Abigail G. Whittelsey grew up in the prominent Goodrich family of Connecticut. Her father, Samuel Goodrich, was a Congregational minister, and her brother Charles A. Goodrich became a Congregational minister, as well as a writer of popular texts. Another brother, Samuel G. Goodrich, would become a prolific writer of juveniles under the pseudonym Peter Parley. In 1808, she married Samuel Whittelsey (1775-1842), a Congregational minister in New Preston, Connecticut. From New Preston, the couple moved to Hartford when Samuel became the superintendent of the American Asylum for the Deaf and Dumb in 1818. From Hartford, they moved to Canandaigua, New York, after Samuel became the head of a female seminary there.
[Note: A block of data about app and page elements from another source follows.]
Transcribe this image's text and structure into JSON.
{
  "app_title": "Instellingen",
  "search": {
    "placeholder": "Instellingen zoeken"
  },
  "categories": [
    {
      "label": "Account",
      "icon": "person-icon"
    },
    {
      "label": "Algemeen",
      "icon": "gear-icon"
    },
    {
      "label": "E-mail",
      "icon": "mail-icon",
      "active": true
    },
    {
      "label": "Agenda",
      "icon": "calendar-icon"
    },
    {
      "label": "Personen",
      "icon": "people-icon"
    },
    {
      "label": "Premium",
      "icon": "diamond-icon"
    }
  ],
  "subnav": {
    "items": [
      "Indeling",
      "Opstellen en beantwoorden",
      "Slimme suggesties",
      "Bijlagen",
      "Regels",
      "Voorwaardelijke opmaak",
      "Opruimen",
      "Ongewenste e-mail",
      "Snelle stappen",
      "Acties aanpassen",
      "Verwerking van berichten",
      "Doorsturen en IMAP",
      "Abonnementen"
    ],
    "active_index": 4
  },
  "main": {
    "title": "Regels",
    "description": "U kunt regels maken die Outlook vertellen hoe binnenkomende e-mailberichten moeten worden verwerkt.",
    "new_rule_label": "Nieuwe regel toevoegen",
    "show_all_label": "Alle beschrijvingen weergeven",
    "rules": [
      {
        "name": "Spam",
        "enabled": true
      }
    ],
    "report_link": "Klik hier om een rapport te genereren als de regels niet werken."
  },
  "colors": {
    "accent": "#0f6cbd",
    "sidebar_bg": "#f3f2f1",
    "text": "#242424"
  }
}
In 1828 they moved to Utica, where they founded and ran a female seminary.
While in Utica, Abigail Whittelsey became involved in the Utica Maternal Association, which provided an opportunity for mothers to learn from one another. In general, maternal associations were one of many evangelical efforts to bring revivalism into the home. In 1833, she assumed the editorship of the group’s new periodical, the Mother’s Magazine, which was the first such publication. It featured letters, memoirs, essays, and advice. The following year, the couple moved to New York City and took the magazine with them, with Samuel becoming its publisher. After his death in 1842, Abigail Whittelsey continued as the magazine’s editor with the help of a brother-in-law, the Rev. Darius Mead. But in the late 1840s, after a new proprietor endeavored to make the publication more commercial by adding plates and popular reading material, Abigail Whittelsey left. In 1850, with assistance from her son Henry, she founded and edited Mrs. Whittelsey’s Magazine for Mothers and Daughters, which lasted only two years.